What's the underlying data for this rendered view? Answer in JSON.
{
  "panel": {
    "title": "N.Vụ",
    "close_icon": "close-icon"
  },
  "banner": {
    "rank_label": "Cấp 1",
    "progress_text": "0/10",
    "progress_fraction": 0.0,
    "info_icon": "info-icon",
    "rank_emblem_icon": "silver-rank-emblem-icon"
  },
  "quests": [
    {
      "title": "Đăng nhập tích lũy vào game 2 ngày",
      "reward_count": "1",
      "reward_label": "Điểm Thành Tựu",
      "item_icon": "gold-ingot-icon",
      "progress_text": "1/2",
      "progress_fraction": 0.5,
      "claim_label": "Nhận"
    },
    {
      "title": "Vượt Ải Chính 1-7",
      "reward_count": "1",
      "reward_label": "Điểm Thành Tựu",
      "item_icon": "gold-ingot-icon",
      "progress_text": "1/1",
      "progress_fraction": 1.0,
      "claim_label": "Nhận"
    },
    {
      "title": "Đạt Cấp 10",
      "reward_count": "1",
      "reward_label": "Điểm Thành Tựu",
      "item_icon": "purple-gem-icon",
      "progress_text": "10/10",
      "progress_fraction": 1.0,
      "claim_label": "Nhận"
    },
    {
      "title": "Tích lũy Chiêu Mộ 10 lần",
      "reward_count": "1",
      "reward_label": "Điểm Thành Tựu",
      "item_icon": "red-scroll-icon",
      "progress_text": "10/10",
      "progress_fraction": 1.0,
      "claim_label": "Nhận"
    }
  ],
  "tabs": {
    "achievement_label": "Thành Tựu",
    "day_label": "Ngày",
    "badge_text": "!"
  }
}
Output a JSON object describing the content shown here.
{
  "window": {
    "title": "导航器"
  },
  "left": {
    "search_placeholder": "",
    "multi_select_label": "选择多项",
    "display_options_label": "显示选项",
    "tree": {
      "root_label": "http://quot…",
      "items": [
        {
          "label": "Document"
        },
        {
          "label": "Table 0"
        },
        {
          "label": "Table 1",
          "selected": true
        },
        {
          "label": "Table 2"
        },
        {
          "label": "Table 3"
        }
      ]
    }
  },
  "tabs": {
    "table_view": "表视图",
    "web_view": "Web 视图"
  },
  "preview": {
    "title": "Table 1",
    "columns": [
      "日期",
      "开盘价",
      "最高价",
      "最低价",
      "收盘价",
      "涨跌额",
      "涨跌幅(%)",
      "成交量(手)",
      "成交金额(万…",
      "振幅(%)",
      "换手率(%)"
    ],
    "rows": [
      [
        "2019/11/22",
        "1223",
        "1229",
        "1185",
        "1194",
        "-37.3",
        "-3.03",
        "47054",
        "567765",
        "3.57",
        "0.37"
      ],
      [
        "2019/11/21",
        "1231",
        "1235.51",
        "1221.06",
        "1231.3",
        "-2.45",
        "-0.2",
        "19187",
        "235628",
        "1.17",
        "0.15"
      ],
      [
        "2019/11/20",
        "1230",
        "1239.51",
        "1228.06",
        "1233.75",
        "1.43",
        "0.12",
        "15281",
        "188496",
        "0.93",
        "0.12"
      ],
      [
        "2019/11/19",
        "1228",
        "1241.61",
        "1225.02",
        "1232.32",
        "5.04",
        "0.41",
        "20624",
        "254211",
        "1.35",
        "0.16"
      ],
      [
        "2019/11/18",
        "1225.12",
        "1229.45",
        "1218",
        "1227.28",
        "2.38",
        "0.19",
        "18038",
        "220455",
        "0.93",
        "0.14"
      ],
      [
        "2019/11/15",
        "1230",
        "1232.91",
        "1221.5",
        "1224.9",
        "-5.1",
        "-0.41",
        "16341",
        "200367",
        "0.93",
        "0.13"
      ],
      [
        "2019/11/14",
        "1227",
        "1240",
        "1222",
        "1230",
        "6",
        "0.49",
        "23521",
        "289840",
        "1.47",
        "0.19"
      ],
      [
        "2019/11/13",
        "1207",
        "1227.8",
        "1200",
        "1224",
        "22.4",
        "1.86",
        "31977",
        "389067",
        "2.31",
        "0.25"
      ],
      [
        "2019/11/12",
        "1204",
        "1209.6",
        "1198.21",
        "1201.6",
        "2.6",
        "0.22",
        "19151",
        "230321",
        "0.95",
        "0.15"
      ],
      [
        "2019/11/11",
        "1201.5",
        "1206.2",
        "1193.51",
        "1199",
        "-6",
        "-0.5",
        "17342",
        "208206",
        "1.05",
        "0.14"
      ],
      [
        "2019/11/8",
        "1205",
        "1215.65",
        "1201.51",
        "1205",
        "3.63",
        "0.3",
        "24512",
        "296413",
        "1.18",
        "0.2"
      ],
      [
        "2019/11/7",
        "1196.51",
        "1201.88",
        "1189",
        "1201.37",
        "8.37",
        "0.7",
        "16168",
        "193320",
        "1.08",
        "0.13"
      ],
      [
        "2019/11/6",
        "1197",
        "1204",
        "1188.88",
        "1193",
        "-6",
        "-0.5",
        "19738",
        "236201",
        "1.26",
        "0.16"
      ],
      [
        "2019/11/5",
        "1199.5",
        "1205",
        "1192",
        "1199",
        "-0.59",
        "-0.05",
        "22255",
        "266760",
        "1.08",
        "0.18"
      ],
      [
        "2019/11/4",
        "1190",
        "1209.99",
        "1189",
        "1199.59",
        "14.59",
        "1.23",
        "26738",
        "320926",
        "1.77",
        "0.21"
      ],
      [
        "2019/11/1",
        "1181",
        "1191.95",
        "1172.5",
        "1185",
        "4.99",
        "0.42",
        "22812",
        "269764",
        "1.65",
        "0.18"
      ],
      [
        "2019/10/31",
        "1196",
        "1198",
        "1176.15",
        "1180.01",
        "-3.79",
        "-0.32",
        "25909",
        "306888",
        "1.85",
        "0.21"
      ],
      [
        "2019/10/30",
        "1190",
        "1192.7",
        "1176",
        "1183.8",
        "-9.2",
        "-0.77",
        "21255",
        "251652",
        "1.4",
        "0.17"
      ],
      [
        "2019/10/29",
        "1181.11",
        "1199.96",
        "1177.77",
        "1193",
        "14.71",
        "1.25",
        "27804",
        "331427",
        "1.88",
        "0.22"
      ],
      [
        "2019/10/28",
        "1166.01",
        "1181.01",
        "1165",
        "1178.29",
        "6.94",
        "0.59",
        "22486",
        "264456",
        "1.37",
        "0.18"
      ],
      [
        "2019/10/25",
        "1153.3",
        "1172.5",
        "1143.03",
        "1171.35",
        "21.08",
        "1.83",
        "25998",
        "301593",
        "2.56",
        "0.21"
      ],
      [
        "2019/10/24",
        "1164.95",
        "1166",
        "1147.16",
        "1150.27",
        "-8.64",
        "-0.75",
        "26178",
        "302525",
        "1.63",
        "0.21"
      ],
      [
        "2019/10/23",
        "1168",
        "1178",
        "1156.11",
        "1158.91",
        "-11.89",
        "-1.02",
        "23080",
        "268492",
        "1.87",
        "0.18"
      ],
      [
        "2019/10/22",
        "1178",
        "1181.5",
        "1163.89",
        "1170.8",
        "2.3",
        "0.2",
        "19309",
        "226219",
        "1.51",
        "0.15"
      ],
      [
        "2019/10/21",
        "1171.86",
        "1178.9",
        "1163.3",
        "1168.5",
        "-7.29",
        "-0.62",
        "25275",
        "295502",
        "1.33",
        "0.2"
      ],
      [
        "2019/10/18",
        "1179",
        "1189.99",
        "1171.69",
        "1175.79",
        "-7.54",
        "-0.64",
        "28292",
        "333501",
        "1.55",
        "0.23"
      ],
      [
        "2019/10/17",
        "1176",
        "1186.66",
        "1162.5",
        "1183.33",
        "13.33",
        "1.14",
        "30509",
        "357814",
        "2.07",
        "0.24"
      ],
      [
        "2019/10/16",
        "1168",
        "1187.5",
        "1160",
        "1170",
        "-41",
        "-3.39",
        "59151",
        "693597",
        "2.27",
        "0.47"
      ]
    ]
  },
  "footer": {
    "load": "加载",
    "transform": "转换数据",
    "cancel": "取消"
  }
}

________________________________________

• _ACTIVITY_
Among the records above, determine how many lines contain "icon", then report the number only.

• _SOLUTION TO THIS EXERCISE_
7